Nigeria slashes oil production cost to $23/barrel
The Nigerian National Petroleum Corporation (NNPC) says that it has succeeded in further driving down the cost of crude oil production from $28.99 per barrel as at the end of 2016 to $23 per barrel in July 2017.
Nigeria first achieved a 68.5 per cent reduction in August 2015 when it cut its unit technical cost for oil production from $78 per barrel to $28.99 per barrel.
This latest reduction in production cost follows increased criticism of Nigeria's high cost of crude oil production per barrel, which has put the country at a disadvantage in the international market, resulting in its traditional trading partners opting for crude from cheaper sources.
Recall, recent reports stated that the United Kingdom, Brazil and Nigeria had the world's highest average cost of oil production put at $44.33 per barrel, $34.99/b and $28.99/b respectively. On the other side of the coin, Saudi Arabia, Iran and Iraq produce oil at $8.98/b, $9.08/b and $10.57/b respectively.
In a move that could impact negatively on Nigeria’s spot crude export market, India and South Korea, arguably two of Asia's largest importers of crude oil have reportedly diversified their crude sources in favour of the cheaper and attractive price offerings for US crude grade West Texas Intermediate (WTI).
Therefore, disclosing the latest development during the inauguration of National Petroleum Investment Management Services (NAPIMS) Anti-Corruption Committee, the unit's Group General Manager, Engr. Dafe Sejebor said by the action, the country had saved a minimum of $3 billion per annum.
Engr. Sejebor said NAPIMS arrived at the figure after looking at the difference between the $78 and $23 which represent the old and new cost of production in relation to the present daily average production in the country.
Production costs are calculated by including a mix of capital expenditures (CAPEX) and operational expenditures. CAPEX include the costs involved with building oil facilities, pipelines and new wells. Operational expenditures included the costs of lifting oil out of the ground, paying employee salaries and general administrative duties as well as transport.
According to a recent study by Rystad Energy, prior to the latest reduction in oil production cost, Nigeria’s CAPEX was put at $13.10 per barrel of oil, while it costs $8.81 to actually lift the oil out of the ground. Administrative costs, which include employee salaries and transportation were put at $2.97, while gross taxes cost a sum of $4.11 per barrel.
These figures reveal that CAPEX, production costs, admin/transport and taxes constitute 45.2%, 30.4%, 10.2% and 14.2% of the cost of producing one barrel of oil in Nigeria.
In a related study by the International Monetary Fund (IMF), statistics show that Nigeria needs oil to sell at $122 per barrel in order to break even. This is a major concern as the budgets of oil producing countries continue to suffer from oil price decrease along with its attendant challenges for meeting government exspenditure.

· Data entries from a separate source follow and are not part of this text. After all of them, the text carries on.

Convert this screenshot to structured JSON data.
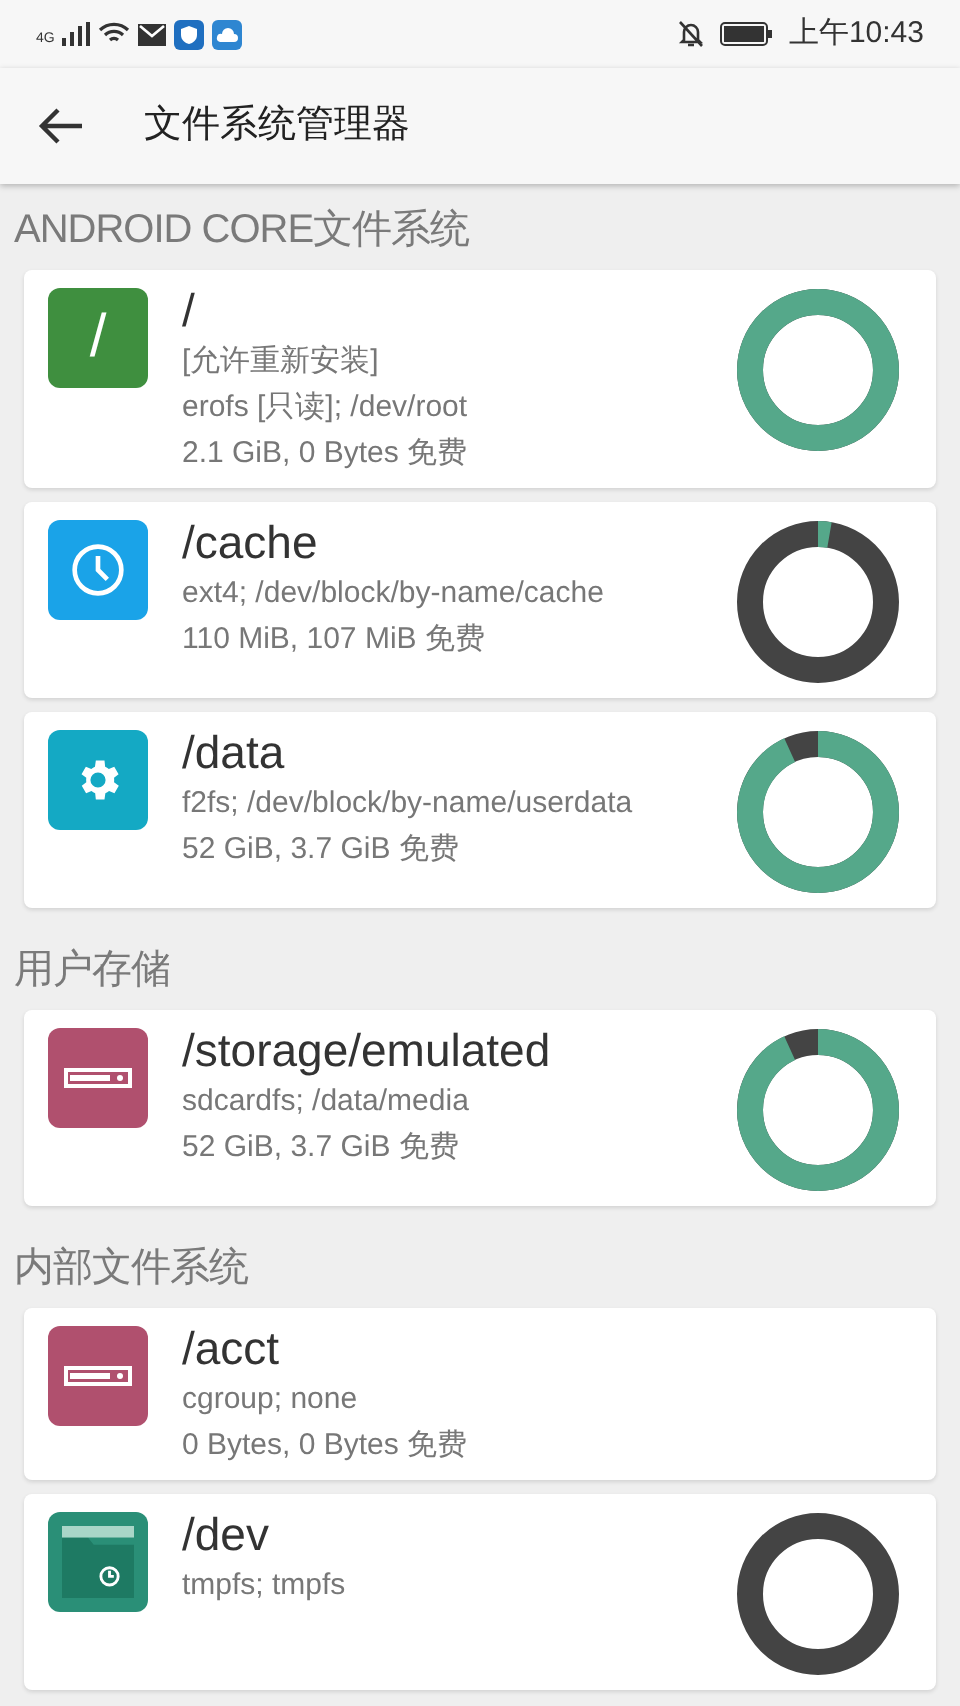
{
  "status_bar": {
    "network": "4G",
    "time": "上午10:43"
  },
  "toolbar": {
    "title": "文件系统管理器"
  },
  "sections": [
    {
      "title": "ANDROID CORE文件系统",
      "items": [
        {
          "kind": "root",
          "color": "#3f8f3f",
          "glyph": "/",
          "name": "/",
          "lines": [
            "[允许重新安装]",
            "erofs [只读]; /dev/root",
            "2.1 GiB, 0 Bytes 免费"
          ],
          "level": 1
        },
        {
          "kind": "clock",
          "color": "#1aa3e8",
          "name": "/cache",
          "lines": [
            "ext4; /dev/block/by-name/cache",
            "110 MiB, 107 MiB 免费"
          ],
          "level": 0.027
        },
        {
          "kind": "gear",
          "color": "#14a9c4",
          "name": "/data",
          "lines": [
            "f2fs; /dev/block/by-name/userdata",
            "52 GiB, 3.7 GiB 免费"
          ],
          "level": 0.93
        }
      ]
    },
    {
      "title": "用户存储",
      "items": [
        {
          "kind": "drive",
          "color": "#b0506e",
          "name": "/storage/emulated",
          "lines": [
            "sdcardfs; /data/media",
            "52 GiB, 3.7 GiB 免费"
          ],
          "level": 0.93
        }
      ]
    },
    {
      "title": "内部文件系统",
      "items": [
        {
          "kind": "drive",
          "color": "#b0506e",
          "name": "/acct",
          "lines": [
            "cgroup; none",
            "0 Bytes, 0 Bytes 免费"
          ]
        },
        {
          "kind": "folder-clock",
          "color": "#2a8f77",
          "name": "/dev",
          "lines": [
            "tmpfs; tmpfs"
          ],
          "level": 0
        }
      ]
    }
  ]
}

Particularly, the location of Nigeria's lucrative oil fields also contribute to driving its production costs up, as due to unrest in the NIgeri Delta, many newer projects are focuses offshore, where production is more secure but capital investment required is higher. Transportation costs rank averagely when compred to other oil producing nations such as Indonesia $3.63, Norway $3.12 and the UK $4.30. Finally, taxes paid to the federal government also influence the high cost of crude production in the country.
The GGM noted that the target was to bring the cost of production to between $17 and $19 for onshore and offshore production respectively.
“If you knock down your cost of production from $78 per barrel to $23, take the difference and multiply by the average daily production, you will discover that we are saving a minimum of $3 billion in the upstream for both Production Sharing Contracts (PSCs) and Joint Ventures (JVs)”, he said.
He commended the Federal Government for its support to the NNPC management in tackling the challenges in the petroleum industry, especially the cash call exit agreement signed in 2016 and the reduction of contracting circle from three years to six months.
On the new Petroleum Policy, Engr. Sejebor said it was necessitated by the increasing difficulty in operating the petroleum industry within the framework of the old Petroleum Act in the face of the delayed passage of the Petroleum Industry Bill (PIB).
He said the policy would restore investors’ confidence in the industry pending the full passage of the entire PIB by the National Assembly.